If you have a shorter investment time horizon, such as retirees living off dividend income, then you should probably avoid owning this stock in your portfolio.
Royal Dutch Shell’s Dividend Growth
Our Dividend Growth Score answers the question, “How fast is the dividend likely to grow?” It considers many of the same fundamental factors as the Safety Score but places more weight on growth-centric metrics like sales and earnings growth and payout ratios.
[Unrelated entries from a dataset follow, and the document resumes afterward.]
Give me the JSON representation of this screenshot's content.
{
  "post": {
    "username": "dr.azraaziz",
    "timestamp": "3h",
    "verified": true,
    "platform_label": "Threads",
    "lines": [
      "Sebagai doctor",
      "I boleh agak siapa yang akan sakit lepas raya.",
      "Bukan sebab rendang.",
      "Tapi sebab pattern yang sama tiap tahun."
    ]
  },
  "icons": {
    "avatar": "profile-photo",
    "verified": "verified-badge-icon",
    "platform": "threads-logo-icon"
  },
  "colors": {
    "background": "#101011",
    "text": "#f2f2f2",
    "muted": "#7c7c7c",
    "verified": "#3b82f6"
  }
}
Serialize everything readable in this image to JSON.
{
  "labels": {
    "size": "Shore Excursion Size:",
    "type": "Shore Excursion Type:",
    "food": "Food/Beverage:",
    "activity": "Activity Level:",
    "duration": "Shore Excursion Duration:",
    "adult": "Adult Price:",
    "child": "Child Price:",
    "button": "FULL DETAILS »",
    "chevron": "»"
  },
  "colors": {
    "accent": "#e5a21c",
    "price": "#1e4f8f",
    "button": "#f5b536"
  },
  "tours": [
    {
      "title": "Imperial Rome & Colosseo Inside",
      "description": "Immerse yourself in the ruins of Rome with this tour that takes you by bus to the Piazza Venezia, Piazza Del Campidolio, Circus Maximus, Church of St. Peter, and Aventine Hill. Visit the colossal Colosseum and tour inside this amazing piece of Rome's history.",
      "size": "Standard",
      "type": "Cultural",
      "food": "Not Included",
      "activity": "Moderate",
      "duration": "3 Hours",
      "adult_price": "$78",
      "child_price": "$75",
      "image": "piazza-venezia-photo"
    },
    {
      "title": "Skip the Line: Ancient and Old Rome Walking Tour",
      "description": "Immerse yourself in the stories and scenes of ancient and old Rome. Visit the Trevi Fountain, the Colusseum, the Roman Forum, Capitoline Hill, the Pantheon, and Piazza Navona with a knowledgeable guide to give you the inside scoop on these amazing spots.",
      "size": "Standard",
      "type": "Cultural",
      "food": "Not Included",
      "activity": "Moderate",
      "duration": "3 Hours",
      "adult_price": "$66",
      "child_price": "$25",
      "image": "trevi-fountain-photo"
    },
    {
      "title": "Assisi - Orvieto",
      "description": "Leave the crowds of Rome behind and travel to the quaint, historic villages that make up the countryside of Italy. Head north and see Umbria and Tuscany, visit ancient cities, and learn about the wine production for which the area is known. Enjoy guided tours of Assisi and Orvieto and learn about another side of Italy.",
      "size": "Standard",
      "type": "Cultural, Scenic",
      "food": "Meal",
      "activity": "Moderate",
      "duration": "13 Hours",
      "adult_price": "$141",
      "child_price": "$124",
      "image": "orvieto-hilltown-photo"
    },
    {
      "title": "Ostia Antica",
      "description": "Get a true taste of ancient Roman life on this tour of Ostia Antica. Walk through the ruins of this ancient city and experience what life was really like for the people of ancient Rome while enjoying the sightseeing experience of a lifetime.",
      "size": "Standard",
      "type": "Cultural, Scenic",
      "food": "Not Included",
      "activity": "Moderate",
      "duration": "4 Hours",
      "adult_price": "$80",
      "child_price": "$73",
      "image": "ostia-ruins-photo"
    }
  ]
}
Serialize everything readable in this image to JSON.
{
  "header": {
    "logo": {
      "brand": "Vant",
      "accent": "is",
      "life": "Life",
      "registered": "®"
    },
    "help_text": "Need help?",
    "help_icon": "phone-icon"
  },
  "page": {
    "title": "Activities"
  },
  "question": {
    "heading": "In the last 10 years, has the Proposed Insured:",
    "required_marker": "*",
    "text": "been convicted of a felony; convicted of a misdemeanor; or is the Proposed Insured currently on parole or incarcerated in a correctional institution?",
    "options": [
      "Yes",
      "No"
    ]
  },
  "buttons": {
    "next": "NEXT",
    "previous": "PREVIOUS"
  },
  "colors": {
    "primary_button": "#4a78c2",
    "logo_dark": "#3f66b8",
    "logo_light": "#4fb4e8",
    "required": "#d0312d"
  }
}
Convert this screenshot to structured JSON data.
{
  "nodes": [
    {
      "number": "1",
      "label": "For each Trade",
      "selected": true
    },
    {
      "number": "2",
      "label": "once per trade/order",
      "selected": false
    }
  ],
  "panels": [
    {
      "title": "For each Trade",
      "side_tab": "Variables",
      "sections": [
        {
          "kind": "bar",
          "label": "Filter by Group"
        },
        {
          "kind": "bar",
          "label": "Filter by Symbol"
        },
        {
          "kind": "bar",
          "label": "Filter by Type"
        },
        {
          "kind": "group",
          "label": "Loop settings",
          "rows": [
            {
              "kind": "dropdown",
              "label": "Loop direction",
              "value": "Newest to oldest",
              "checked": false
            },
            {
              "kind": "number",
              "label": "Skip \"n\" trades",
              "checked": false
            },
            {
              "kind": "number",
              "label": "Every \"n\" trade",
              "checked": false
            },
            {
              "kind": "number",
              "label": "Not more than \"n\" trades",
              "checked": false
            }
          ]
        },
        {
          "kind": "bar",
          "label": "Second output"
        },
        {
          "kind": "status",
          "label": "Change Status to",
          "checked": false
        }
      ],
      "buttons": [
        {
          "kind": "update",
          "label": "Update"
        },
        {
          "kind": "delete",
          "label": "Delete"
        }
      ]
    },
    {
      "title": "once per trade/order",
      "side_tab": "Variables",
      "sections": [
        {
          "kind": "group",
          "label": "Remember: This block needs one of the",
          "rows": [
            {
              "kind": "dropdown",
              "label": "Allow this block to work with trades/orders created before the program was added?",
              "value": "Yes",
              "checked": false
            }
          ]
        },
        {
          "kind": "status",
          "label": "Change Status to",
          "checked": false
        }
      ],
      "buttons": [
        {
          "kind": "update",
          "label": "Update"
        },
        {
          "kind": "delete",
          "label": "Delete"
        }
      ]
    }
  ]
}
Scores of 50 are average, 75 or higher is very good, and 25 or lower is considered weak.
Royal Dutch Shell’s Dividend Growth Score of 3 means dividend lovers should not count on much growth in the coming years.
That’s a function both of the danger of a dividend cut at some point, and Shell’s track record of very slow dividend growth, even before the oil crash decimated the industry.
In fact, given that Shell has never grown its dividend faster than inflation, even assuming management is correct that long-term oil prices will result in much higher free cash flow that will save the current dividend from a cut, shareholders should likely only expect 2% to 3% long-term dividend growth.
Royal Dutch Shell is one of the seemingly “cheap” stocks left in today’s overheated market. While it’s true that Shell’s price/operating cash flow ratio is higher than its historical median, that’s due to low energy prices reducing cash flow.
With energy prices currently higher than 2016’s levels, these will improve in the coming quarters, assuming gas and oil prices don’t fall.
|Company||P/OCF||Historical P/OCF||Yield||Historical Yield|
|Royal Dutch Shell||9.0||6.4||6.1%||5.1%|
Sources: Fastgraphs, Gurufocus
From a dividend yield perspective Shell is currently trading at a substantial discount to its historic norm, as well as the oil industry’s median yield of 5.1%.
Then again, that’s for good reason. Barring a continued recovery in energy prices, the company’s current dividend is likely unsustainable.
While Shell has a lot going for it, including management’s detailed plan to return to positive free cash flow and pay a sustainable dividend, as well as a potentially attractive valuation, the company remains one of the riskiest high-yield stocks you can own.
Simply put, whether or not Shell can maintain its current dividend largely rests on the long-term price of oil – something management has no control over.
If you value dividend security, you should probably avoid this highly cyclical potential value trap.